Period of Significance: 1886-1953
Architect: Various, including Louis Mendelssohn, George Fisher, Henry Lawrie, and Thomas Kimball
Style: Late 19th and early 20th Century American Movements
Listed in the National Register of Historic Places: 07/19/1996
The Omaha Rail and Commerce Historic District represents a time, between the late 19th to mid-20th centuries, when rail dominated the nation. After the Union Pacific Railroad, the nation’s first transcontinental railroad, laid the tracks for its main line through downtown, a flurry of construction erupted in the area that became the Omaha Rail and Commerce District. Early buildings included substantial warehouses used for jobbing and manufacturing activities along with smaller service buildings to supply area workers with housing, food, and other goods.

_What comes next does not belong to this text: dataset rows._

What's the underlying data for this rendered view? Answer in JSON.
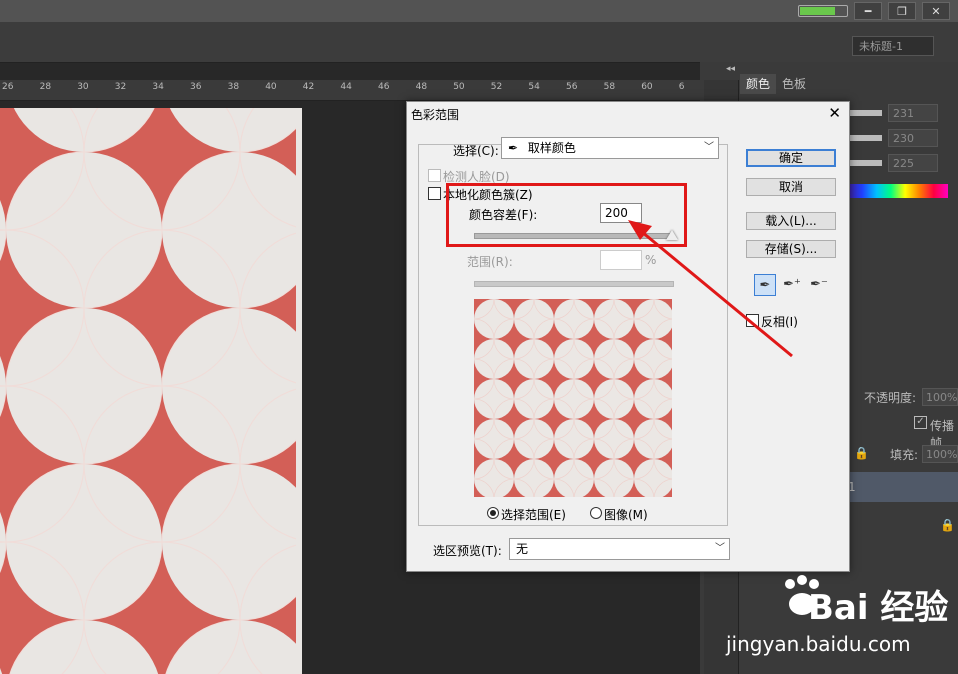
{
  "document": {
    "tab_title": "未标题-1"
  },
  "battery_level": 0.75,
  "ruler": {
    "ticks": [
      "26",
      "28",
      "30",
      "32",
      "34",
      "36",
      "38",
      "40",
      "42",
      "44",
      "46",
      "48",
      "50",
      "52",
      "54",
      "56",
      "58",
      "60",
      "6"
    ]
  },
  "panels": {
    "tabs": [
      "颜色",
      "色板"
    ],
    "color_values": [
      "231",
      "230",
      "225"
    ],
    "opacity_label": "不透明度:",
    "opacity_value": "100%",
    "spread_label": "传播帧",
    "fill_label": "填充:",
    "fill_value": "100%",
    "layer_char": "1",
    "collapse_glyph": "◂◂"
  },
  "dialog": {
    "title": "色彩范围",
    "select_label": "选择(C):",
    "select_value": "取样颜色",
    "detect_faces": "检测人脸(D)",
    "localized": "本地化颜色簇(Z)",
    "fuzziness_label": "颜色容差(F):",
    "fuzziness_value": "200",
    "fuzziness_level": 1.0,
    "range_label": "范围(R):",
    "range_unit": "%",
    "radio_selection": "选择范围(E)",
    "radio_image": "图像(M)",
    "preview_label": "选区预览(T):",
    "preview_value": "无",
    "buttons": {
      "ok": "确定",
      "cancel": "取消",
      "load": "载入(L)...",
      "save": "存储(S)..."
    },
    "invert": "反相(I)"
  },
  "watermark": {
    "brand": "Bai  经验",
    "url": "jingyan.baidu.com"
  },
  "colors": {
    "canvas_red": "#d35f57",
    "annotation_red": "#e01818"
  }
}
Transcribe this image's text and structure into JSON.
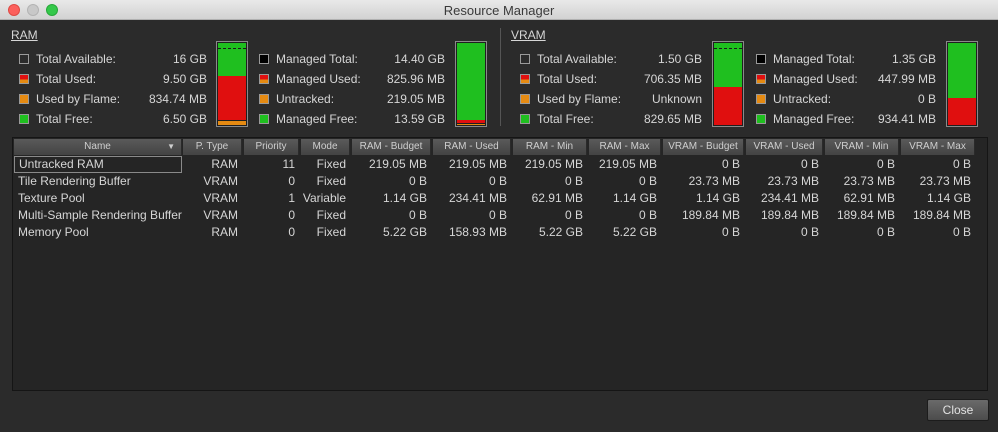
{
  "window": {
    "title": "Resource Manager"
  },
  "colors": {
    "green": "#1fbf1f",
    "red": "#e00f0f",
    "orange": "#e58a12",
    "black": "#000000"
  },
  "ram": {
    "title": "RAM",
    "total_available": {
      "label": "Total Available:",
      "value": "16 GB"
    },
    "total_used": {
      "label": "Total Used:",
      "value": "9.50 GB"
    },
    "used_by_flame": {
      "label": "Used by Flame:",
      "value": "834.74 MB"
    },
    "total_free": {
      "label": "Total Free:",
      "value": "6.50 GB"
    },
    "managed_total": {
      "label": "Managed Total:",
      "value": "14.40 GB"
    },
    "managed_used": {
      "label": "Managed Used:",
      "value": "825.96 MB"
    },
    "untracked": {
      "label": "Untracked:",
      "value": "219.05 MB"
    },
    "managed_free": {
      "label": "Managed Free:",
      "value": "13.59 GB"
    }
  },
  "vram": {
    "title": "VRAM",
    "total_available": {
      "label": "Total Available:",
      "value": "1.50 GB"
    },
    "total_used": {
      "label": "Total Used:",
      "value": "706.35 MB"
    },
    "used_by_flame": {
      "label": "Used by Flame:",
      "value": "Unknown"
    },
    "total_free": {
      "label": "Total Free:",
      "value": "829.65 MB"
    },
    "managed_total": {
      "label": "Managed Total:",
      "value": "1.35 GB"
    },
    "managed_used": {
      "label": "Managed Used:",
      "value": "447.99 MB"
    },
    "untracked": {
      "label": "Untracked:",
      "value": "0 B"
    },
    "managed_free": {
      "label": "Managed Free:",
      "value": "934.41 MB"
    }
  },
  "bars": {
    "ram_system": {
      "used_fraction": 0.594,
      "flame_fraction": 0.052
    },
    "ram_managed": {
      "used_fraction": 0.056,
      "untracked_fraction": 0.015
    },
    "vram_system": {
      "used_fraction": 0.46
    },
    "vram_managed": {
      "used_fraction": 0.324
    }
  },
  "table": {
    "columns": [
      "Name",
      "P. Type",
      "Priority",
      "Mode",
      "RAM - Budget",
      "RAM - Used",
      "RAM - Min",
      "RAM - Max",
      "VRAM - Budget",
      "VRAM - Used",
      "VRAM - Min",
      "VRAM - Max"
    ],
    "rows": [
      [
        "Untracked RAM",
        "RAM",
        "11",
        "Fixed",
        "219.05 MB",
        "219.05 MB",
        "219.05 MB",
        "219.05 MB",
        "0 B",
        "0 B",
        "0 B",
        "0 B"
      ],
      [
        "Tile Rendering Buffer",
        "VRAM",
        "0",
        "Fixed",
        "0 B",
        "0 B",
        "0 B",
        "0 B",
        "23.73 MB",
        "23.73 MB",
        "23.73 MB",
        "23.73 MB"
      ],
      [
        "Texture Pool",
        "VRAM",
        "1",
        "Variable",
        "1.14 GB",
        "234.41 MB",
        "62.91 MB",
        "1.14 GB",
        "1.14 GB",
        "234.41 MB",
        "62.91 MB",
        "1.14 GB"
      ],
      [
        "Multi-Sample Rendering Buffer",
        "VRAM",
        "0",
        "Fixed",
        "0 B",
        "0 B",
        "0 B",
        "0 B",
        "189.84 MB",
        "189.84 MB",
        "189.84 MB",
        "189.84 MB"
      ],
      [
        "Memory Pool",
        "RAM",
        "0",
        "Fixed",
        "5.22 GB",
        "158.93 MB",
        "5.22 GB",
        "5.22 GB",
        "0 B",
        "0 B",
        "0 B",
        "0 B"
      ]
    ]
  },
  "buttons": {
    "close_label": "Close"
  }
}
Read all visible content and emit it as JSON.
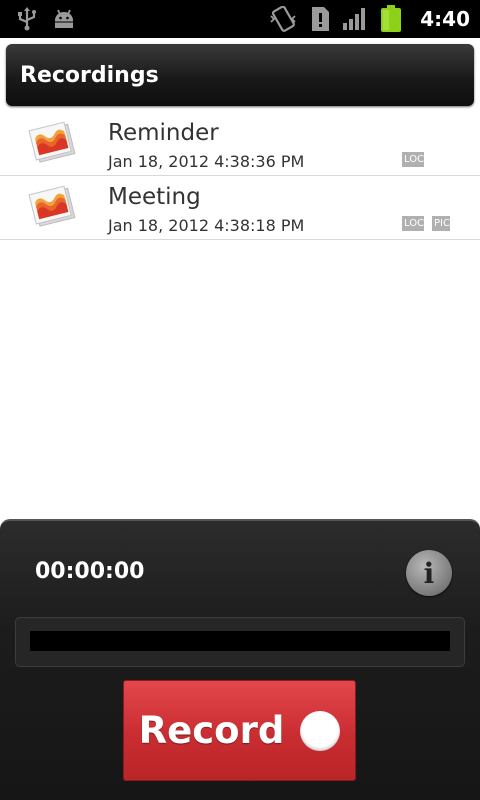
{
  "status_bar": {
    "time": "4:40",
    "left_icons": [
      "usb-icon",
      "android-debug-icon"
    ],
    "right_icons": [
      "vibrate-icon",
      "sd-card-alert-icon",
      "signal-icon",
      "battery-icon"
    ],
    "battery_color": "#8ed11a"
  },
  "title_bar": {
    "title": "Recordings"
  },
  "recordings": [
    {
      "name": "Reminder",
      "date": "Jan 18, 2012 4:38:36 PM",
      "tags": [
        "LOC"
      ]
    },
    {
      "name": "Meeting",
      "date": "Jan 18, 2012 4:38:18 PM",
      "tags": [
        "LOC",
        "PIC"
      ]
    }
  ],
  "recorder": {
    "timer": "00:00:00",
    "info_icon": "info-icon",
    "info_glyph": "i",
    "record_label": "Record",
    "record_color": "#d83a3e"
  }
}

All of these businesses benefited from the close proximity of the railroad, which helped to move raw materials and finished products in and out. As a major supplier of products both locally and nationally, the area played a key role in Omaha’s economic development from the 1880s through the first half of the 20th century. Although the changing nature of the city’s economy in the post-World War II period led to a decline of commercial and industrial districts like this one, the area has received new life in recent years following a refocus upon the downtown core as a vital place for residential, retail, and commercial enterprises.